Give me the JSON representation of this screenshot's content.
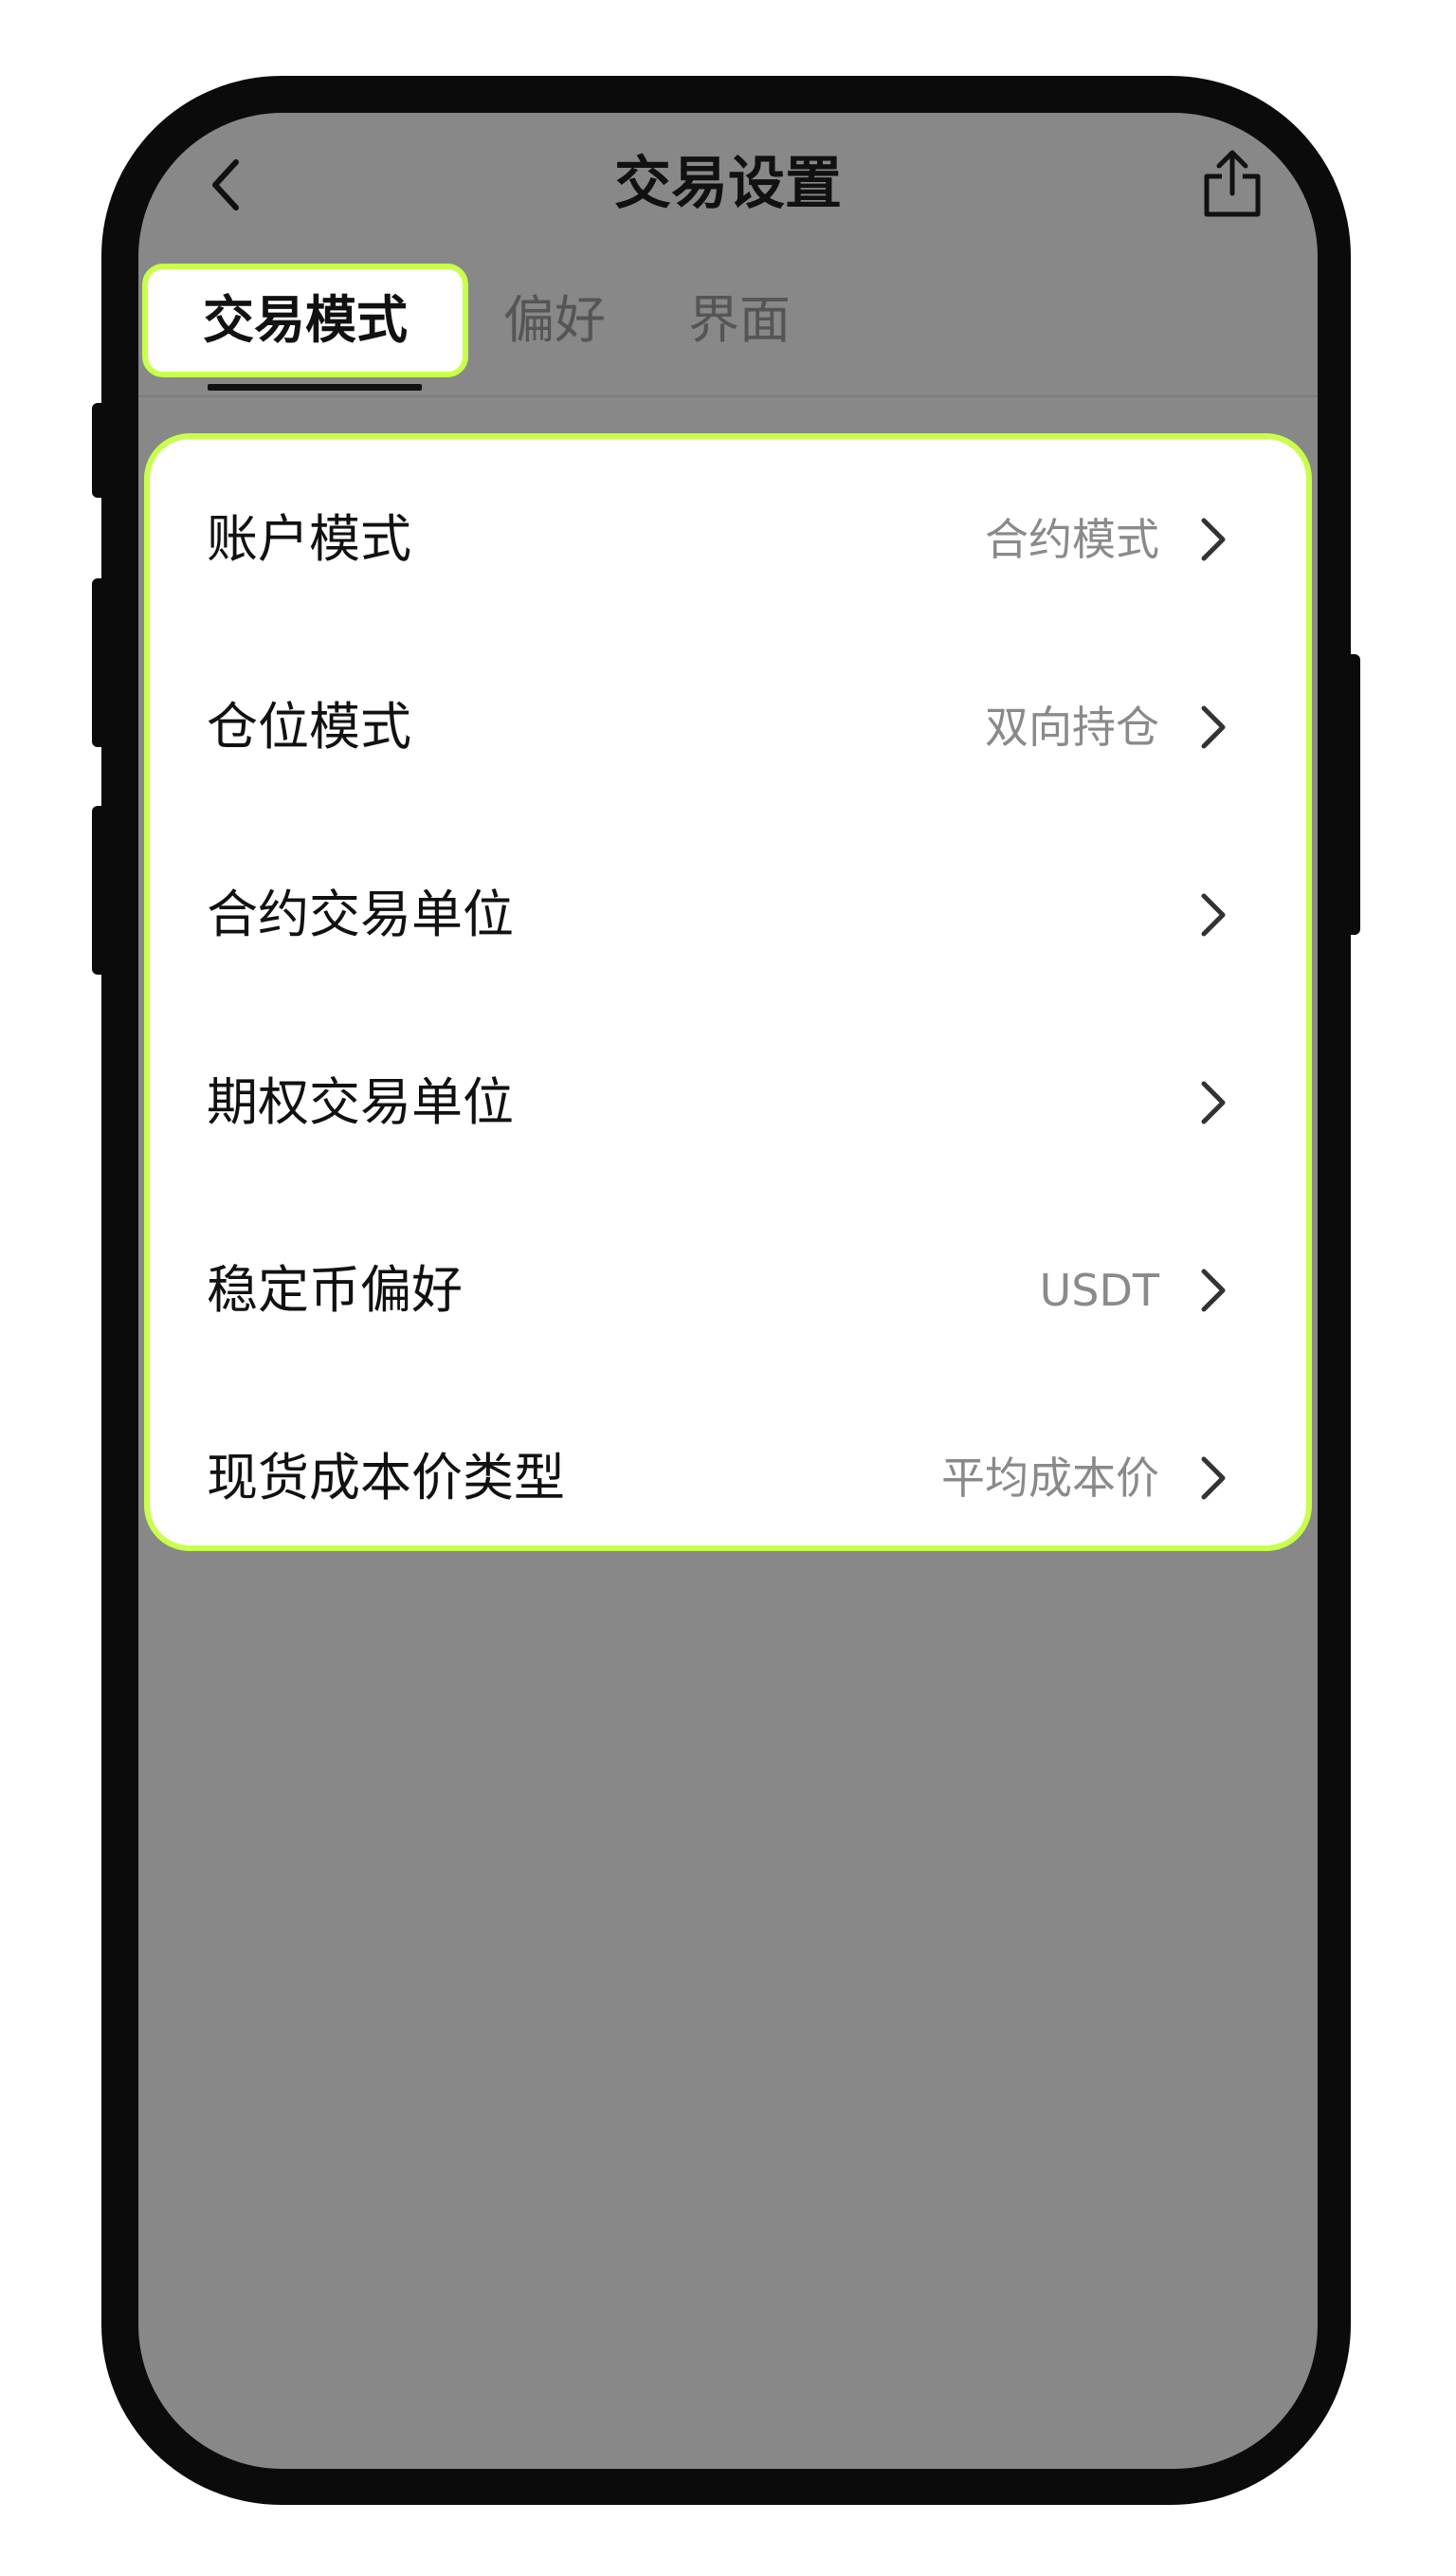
{
  "header": {
    "title": "交易设置"
  },
  "tabs": [
    {
      "label": "交易模式",
      "active": true
    },
    {
      "label": "偏好",
      "active": false
    },
    {
      "label": "界面",
      "active": false
    }
  ],
  "settings": [
    {
      "label": "账户模式",
      "value": "合约模式"
    },
    {
      "label": "仓位模式",
      "value": "双向持仓"
    },
    {
      "label": "合约交易单位",
      "value": ""
    },
    {
      "label": "期权交易单位",
      "value": ""
    },
    {
      "label": "稳定币偏好",
      "value": "USDT"
    },
    {
      "label": "现货成本价类型",
      "value": "平均成本价"
    }
  ],
  "colors": {
    "highlight": "#c8ff4a",
    "screen_bg": "#888888",
    "card_bg": "#ffffff"
  },
  "icons": {
    "back": "chevron-left-icon",
    "share": "share-icon",
    "row": "chevron-right-icon"
  }
}
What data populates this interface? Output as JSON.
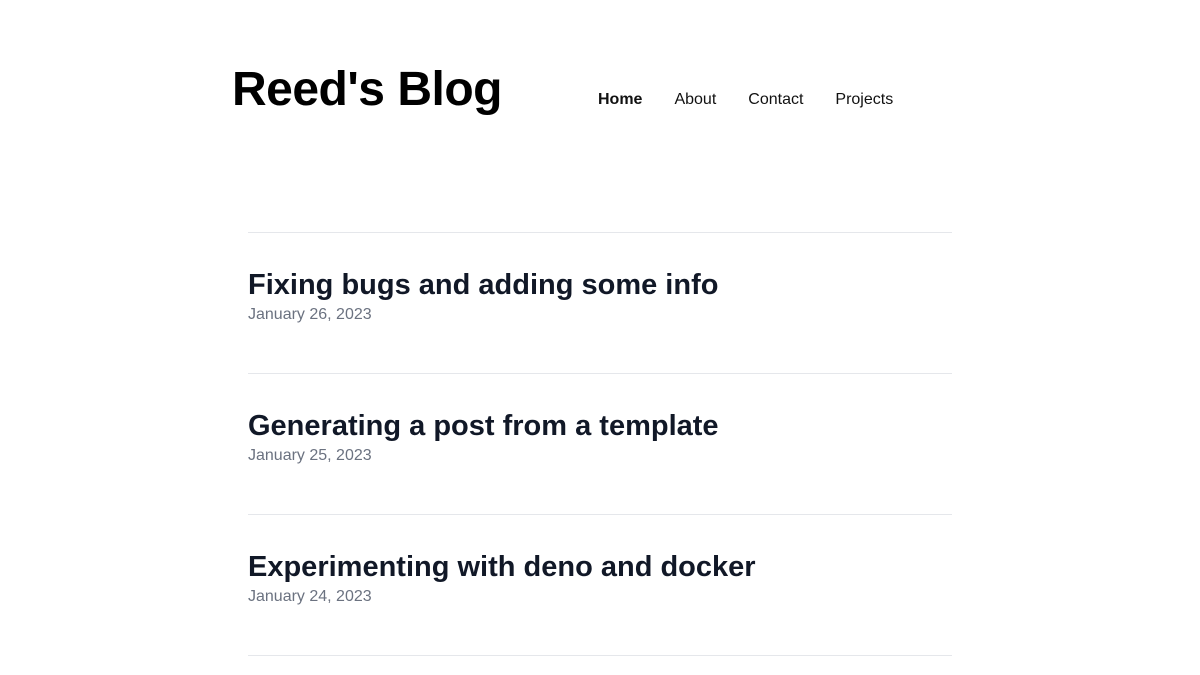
{
  "site": {
    "title": "Reed's Blog"
  },
  "nav": {
    "items": [
      {
        "label": "Home",
        "active": true
      },
      {
        "label": "About",
        "active": false
      },
      {
        "label": "Contact",
        "active": false
      },
      {
        "label": "Projects",
        "active": false
      }
    ]
  },
  "posts": [
    {
      "title": "Fixing bugs and adding some info",
      "date": "January 26, 2023"
    },
    {
      "title": "Generating a post from a template",
      "date": "January 25, 2023"
    },
    {
      "title": "Experimenting with deno and docker",
      "date": "January 24, 2023"
    }
  ],
  "colors": {
    "title": "#000000",
    "post_title": "#111827",
    "date": "#6b7280",
    "divider": "#e5e7eb"
  }
}
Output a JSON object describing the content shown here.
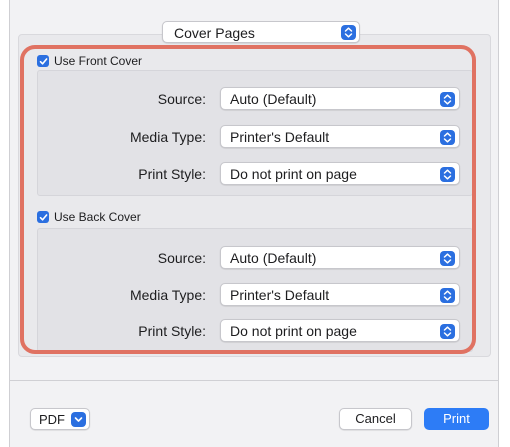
{
  "pane_selector": {
    "value": "Cover Pages"
  },
  "front_cover": {
    "checkbox_label": "Use Front Cover",
    "checked": true,
    "rows": [
      {
        "label": "Source:",
        "value": "Auto (Default)"
      },
      {
        "label": "Media Type:",
        "value": "Printer's Default"
      },
      {
        "label": "Print Style:",
        "value": "Do not print on page"
      }
    ]
  },
  "back_cover": {
    "checkbox_label": "Use Back Cover",
    "checked": true,
    "rows": [
      {
        "label": "Source:",
        "value": "Auto (Default)"
      },
      {
        "label": "Media Type:",
        "value": "Printer's Default"
      },
      {
        "label": "Print Style:",
        "value": "Do not print on page"
      }
    ]
  },
  "footer": {
    "pdf_label": "PDF",
    "cancel_label": "Cancel",
    "print_label": "Print"
  },
  "colors": {
    "accent": "#2b6fe0",
    "print_button": "#2d7cf6",
    "highlight_outline": "#e07262"
  },
  "icons": {
    "stepper": "chevron-up-down-icon",
    "checkbox": "checkmark-icon",
    "pdf_dropdown": "chevron-down-icon"
  }
}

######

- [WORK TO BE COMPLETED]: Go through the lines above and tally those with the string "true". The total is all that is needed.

- [REPLY TO THE EXERCISE]: 4